The emphasis of the webinar was on transnational cooperation and its important role in fighting child sexual abuse, particularly in online environments. A wide range of organisations working to prevent child sexual abuse and alleviate the harm it may cause participated. Representatives from different organisations introduced their knowledge, skills, and applications for tackling the problem. The webinar received plenty of positive feedback.
The first part of the webinar focused on the significance of hotline work and the role of different actors in removing illegal material from the internet. The webinar was opened by Riitta Hyytinen, Director of Domestic Programme from Save the Children Finland (SCF). Senior Advisor Tanja Simola from SCF Child Protection and Finnish Hotline Nettivihje went on to explain the work of the Finnish Hotline. The hotline analyses reports and conducts awareness-raising and advocacy work for preventing child sexual abuse. The Executive Director of INHOPE (the International Association of Internet Hotlines), Denton Howard, highlighted the importance of international cooperation in combatting online CSAM (child sexual abuse material) in his presentation. As the internet has no borders and material might be located anywhere, the problem should also be handled internationally. Detective Chief Inspector Jyri Hiltunen from the Finnish National Bureau of Investigation clarified the role of police in handling the reports and explained what kind of means the police have to combat child sexual abuse online.
Guillermo Galarza Abizaid, Vice President of Partnerships and Law Enforcement Training, International Centre for Missing & Exploited Children (ICMEC) noted that the homeschooling and quarantines brought about by the COVID-19 pandemic have meant that children spend more time online. This in turn makes them more vulnerable to grooming. Technology has an important role in the struggle against CSAM and Stephen Sauer, Director of Cybertip.ca from the Canadian Centre for Child Protection Inc., reported the importance of removing the material from the internet; the victims’ suffering is prolonged as the evidence of their abuse is viewed online. Also, corporate responsibility was discussed as Telia Finland’s Sustainability Manager, Ira Vainio, introduced the methods used by a network service provider to ensure children’s rights are protected online. She also stressed the importance of involving children in the service development process.
Psychologist and Doctoral Student Aino Juusola spoke about a report produced by Save the Children Finland. The study was directed to children aged 11 to 17 and received 1,762 responses. In conclusion, she pointed out the importance of education and information to children and professionals working with children about sexual abuse and grooming.
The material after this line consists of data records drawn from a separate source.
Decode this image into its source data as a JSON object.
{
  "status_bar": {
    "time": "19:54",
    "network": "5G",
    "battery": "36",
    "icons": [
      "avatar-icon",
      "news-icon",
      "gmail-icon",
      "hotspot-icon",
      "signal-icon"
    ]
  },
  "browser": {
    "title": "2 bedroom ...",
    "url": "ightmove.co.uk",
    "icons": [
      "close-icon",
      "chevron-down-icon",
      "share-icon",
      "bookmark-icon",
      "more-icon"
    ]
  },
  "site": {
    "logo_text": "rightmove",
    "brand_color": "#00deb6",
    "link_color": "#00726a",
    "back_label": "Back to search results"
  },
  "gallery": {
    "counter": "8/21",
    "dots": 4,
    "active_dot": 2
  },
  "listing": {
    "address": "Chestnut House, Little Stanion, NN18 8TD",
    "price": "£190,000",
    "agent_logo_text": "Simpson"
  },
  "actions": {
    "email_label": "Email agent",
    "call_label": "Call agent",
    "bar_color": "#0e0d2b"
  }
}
Internet Content Analyst, Susan Stather from the Internet Watch Foundation (IWF), shared insights into self-generated images, in which children are groomed to perform sexual acts in front of a webcam and the offender records and then shares the videos online. One concerning phenomenon of self-generated CSAM is sibling abuse, where the abuser manipulates a child to perform sexual acts against a sibling.
Support and help play an important role in handling sexual abuse. Sini Vehkaoja, Psychologist, Treatment Coordinator, Barnahus project and Forensic Psychologist from HUS Forensic Psychology Center for Children and Adolescents, told participants how to hear, encounter, and act in a situation where a child discloses that they have experienced sexual abuse. She noted that a professional who faces the child must be able to confront the child and the situation with openness, and not lead a child’s story towards their own preconceptions.
To prevent child abuse, it is also necessary to offer help for those who are sexually attracted to children. Mikkel Rask Pedersen, MSc PhD-student from Aarhus University and Save the Children Denmark, spoke about peer-support forums, where the moral boundaries of living a life with a sexual attraction towards children are discussed, and about how important it is to understand these people to help them live a life without offending children.
The webinar ended with Paula Marjomaa, Development Director, Domestic Program of Save the Children Finland, talking about the importance of fighting against child sexual abuse globally. She further clarified the importance of international and diverse cooperation. Many different actors in the field of child protection support and complete each other’s work, and this highly important cooperation must be valued and continued.
Find out more about the work of the Finnish Safer Internet Centre, including its awareness raising, helpline, hotline and youth participation services – or find similar information for Safer Internet Centres throughout Europe.